The popular story of how low-carb diets work goes something like this: Reducing your carbohydrate...
Let me introduce myself. My name is Mark Sisson. I’m 63 years young. I live and work in Malibu, California. In a past life I was a professional marathoner and triathlete. Now my life goal is to help 100 million people get healthy. I started this blog in 2006 to empower people to take full responsibility for their own health and enjoyment of life by investigating, discussing, and critically rethinking everything we’ve assumed to be true about health and wellness...Tell Me More
Keto is fantastic, everyone says. It’s a great way to lose weight, improve cognition, and stave off degenerative disease. It may help your performance in the gym and on the track. It could even give Grandpa some respite from Alzheimer’s.
But it’s hell on your thyroid. Right?
Keto detractors and proponents alike often warn that remaining in ketosis will tank your thyroid. The thyroid’s an important gland, exerting major influence over essential systems like fertility, energy, metabolism, body temperature regulation, blood lipids, and general wellness. It controls the metabolic rate of every organ in the body. We want it working well, so this is a major blow to keto—if the criticism holds true. Fortunately, there’s much more to this story.
Today’s awesome guest post is offered up by a good friend to MDA—Ryan Hurst, Co-founder and Head Coach at GMB Fitness. I hope it helps you during your work week. Enjoy, everyone!
Our shoulders carry a lot of our stress. We hunch forward at our desks trying to get work done, tensing up over issues we thought we’d fixed already. And it doesn’t help that we often have to stay in the same position, even if we are lucky enough to have standing desks, typing or doing some other repetitive tasks.
As a result, a lot of us have issues with tight shoulders, and we know we really should move and stretch them, but stiffness and aches can make this even more difficult and uncomfortable. And that dreaded vicious cycle sets in. Your shoulders are tight because you don’t move like you should, but when you start moving it starts to hurt. And that stops you from moving….
Hey, everybody. There’s a regular post coming this morning, but I wanted to remind everyone about the Interpreting Your Genetics Summit. I’ve talked about various genetic tests on the blog before and the ways I’ve used them to understand my own health. That said, this field is exploding these days, and I’m excited to hear from the 31 experts offering the latest in genetic/genomic information.
The Interpreting Your Genetics Summit is online and free from August 21-28. You’ll learn:
For today’s edition of Dear Mark, I’m not so much answering a direct question as I am riffing on an offhand comment. In the comments from last week’s post on weight loss culture, someone mentioned obesity being a “first world problem.” It made me think more deeply about the issue.

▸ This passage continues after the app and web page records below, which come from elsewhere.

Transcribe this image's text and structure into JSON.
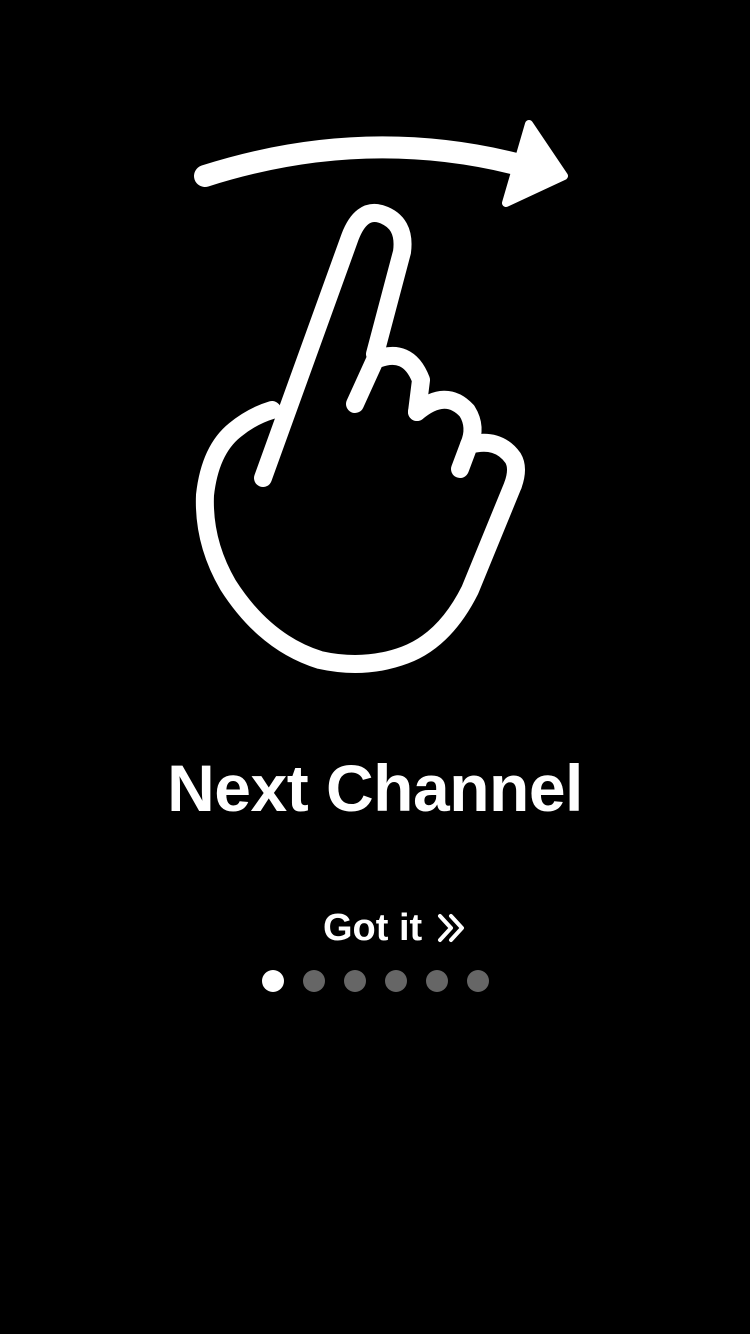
{
  "onboarding": {
    "title": "Next Channel",
    "action_label": "Got it",
    "action_icon": "double-chevron-right-icon",
    "illustration_icon": "swipe-right-hand-icon",
    "page_indicator": {
      "total": 6,
      "current": 1
    }
  },
  "colors": {
    "background": "#000000",
    "foreground": "#ffffff",
    "dot_inactive": "#666666",
    "dot_active": "#ffffff"
  }
}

In a literal sense, yes. Obesity is often a first-world problem. If your primary concern is figuring out how to stop yourself from eating too much food, you’ve got the kind of problems starving kids in developing countries would love to have.
Yet, industrial food has a long reach. The island nations of Nauru, Micronesia, Tonga, Cook Islands, and Niue are the top 5 fattest countries in the world—even though they aren’t “first world”—because they rely almost entirely on imported, industrial food.
Martial arts training reduces aggression in kids and teens.
Men and women respond differently—on average—to competitive challenges.
Eating more than the RDA in protein is good for bone health.
Eating at regular times of the day improves circadian skin resistance to UV damage.
Fish Pie is a classic English dish, probably one of those originally invented to use up fish that was less than fresh. Slathered in mashed potatoes, cheese, and a creamy white sauce, the idea was to cover up the fish, not make it the main focus.
This recipe for Primal fish pie takes a completely different approach. The dish is still covered in a buttery mashed potato crust, but underneath is a light and flavorful filling. Fresh salmon and cod are layered with leeks, zucchini and fresh herbs, and flavored with lemon and Dijon.